WHAT IS NEEDED: Nothing but a number should be given: how many lines of the records include "this"?

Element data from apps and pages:
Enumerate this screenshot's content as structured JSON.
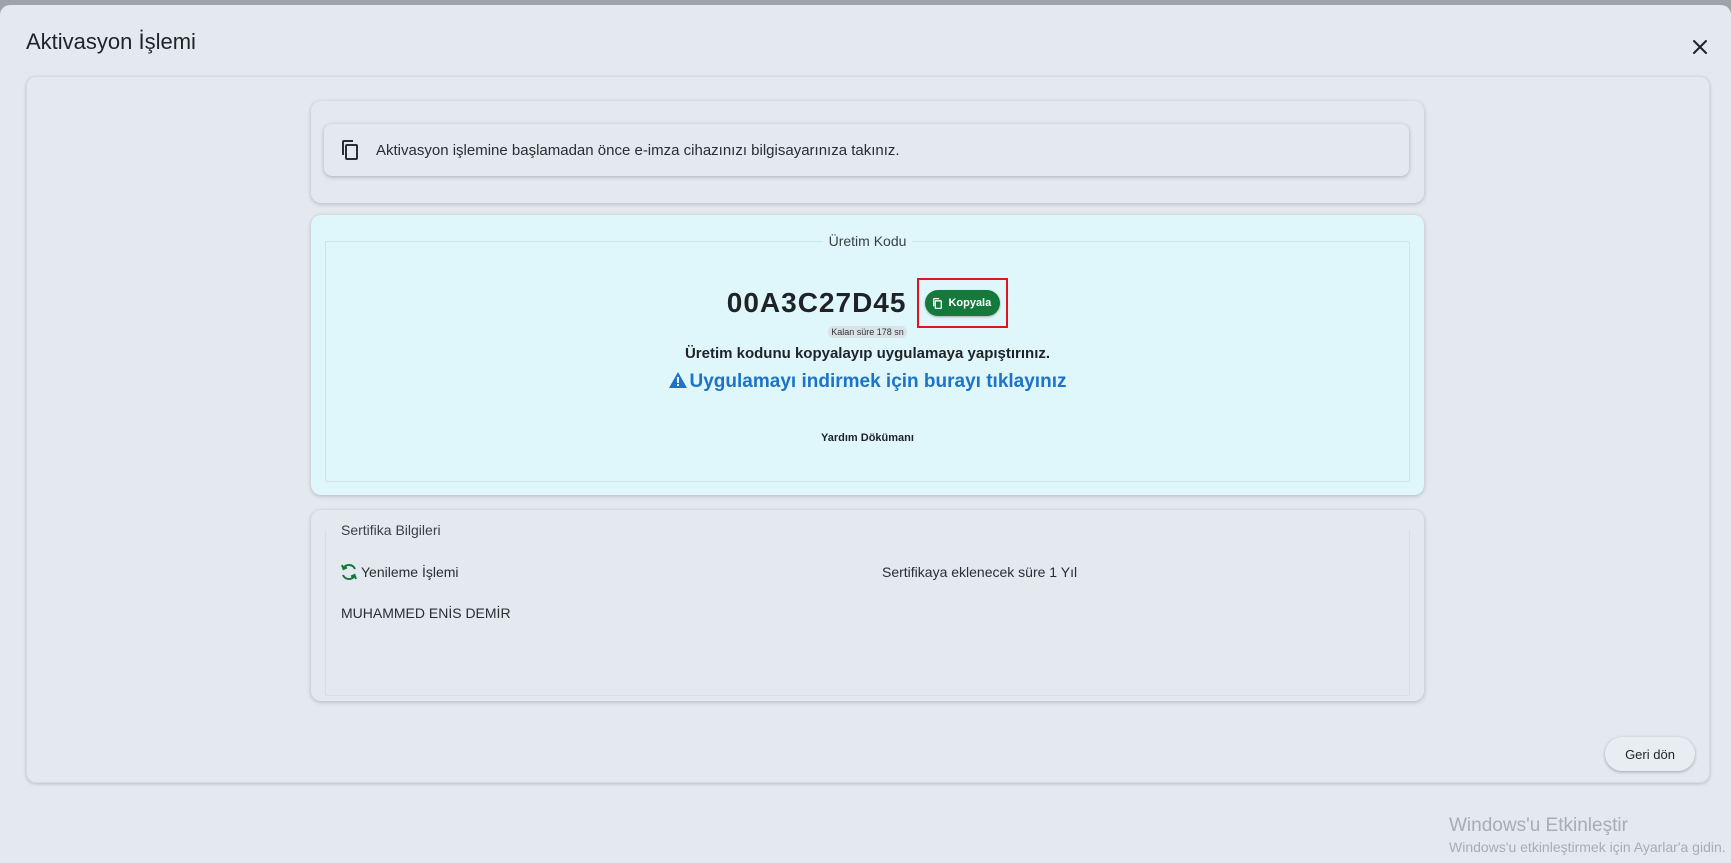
{
  "dialog": {
    "title": "Aktivasyon İşlemi",
    "close_icon": "close-icon"
  },
  "info": {
    "icon": "copy-icon",
    "text": "Aktivasyon işlemine başlamadan önce e-imza cihazınızı bilgisayarınıza takınız."
  },
  "production_code": {
    "legend": "Üretim Kodu",
    "code": "00A3C27D45",
    "copy_label": "Kopyala",
    "timer": "Kalan süre 178 sn",
    "instruction": "Üretim kodunu kopyalayıp uygulamaya yapıştırınız.",
    "download_link": "Uygulamayı indirmek için burayı tıklayınız",
    "help_doc": "Yardım Dökümanı",
    "colors": {
      "copy_button": "#137a3c",
      "link": "#1b74c8",
      "highlight": "#e0141c"
    }
  },
  "certificate": {
    "title": "Sertifika Bilgileri",
    "renewal_label": "Yenileme İşlemi",
    "duration_text": "Sertifikaya eklenecek süre 1 Yıl",
    "owner_name": "MUHAMMED ENİS DEMİR"
  },
  "footer": {
    "back_label": "Geri dön"
  },
  "watermark": {
    "title": "Windows'u Etkinleştir",
    "subtitle": "Windows'u etkinleştirmek için Ayarlar'a gidin."
  }
}
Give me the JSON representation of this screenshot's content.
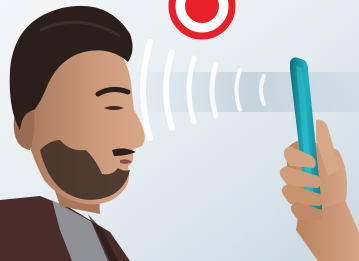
{
  "colors": {
    "background_light": "#eef2f4",
    "background_blue": "#c9d8e3",
    "signal_wave": "#ffffff",
    "recording_red": "#e8202a",
    "recording_ring": "#f3b9bd",
    "phone_teal": "#1aa3b5",
    "phone_dark": "#0d6f7c",
    "skin": "#c99676",
    "skin_shadow": "#9a6b50",
    "hair_beard": "#2a1f1a",
    "shirt_dark": "#4a2d2a",
    "collar_gray": "#8f8f96"
  },
  "icons": {
    "record": "record-icon"
  }
}
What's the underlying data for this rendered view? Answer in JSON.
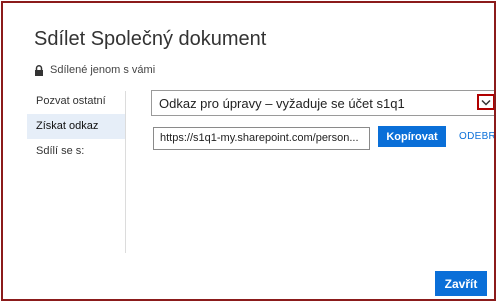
{
  "dialog": {
    "title": "Sdílet Společný dokument",
    "shared_status": "Sdílené jenom s vámi"
  },
  "nav": {
    "items": [
      {
        "label": "Pozvat ostatní"
      },
      {
        "label": "Získat odkaz"
      },
      {
        "label": "Sdílí se s:"
      }
    ]
  },
  "link": {
    "permission_select": "Odkaz pro úpravy – vyžaduje se účet s1q1",
    "url": "https://s1q1-my.sharepoint.com/person...",
    "copy_label": "Kopírovat",
    "remove_label": "ODEBRAT"
  },
  "footer": {
    "close_label": "Zavřít"
  },
  "colors": {
    "accent": "#0a6fd8",
    "highlight_border": "#b00000",
    "nav_active_bg": "#e6eef8"
  }
}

YOUR RESPONSE: 3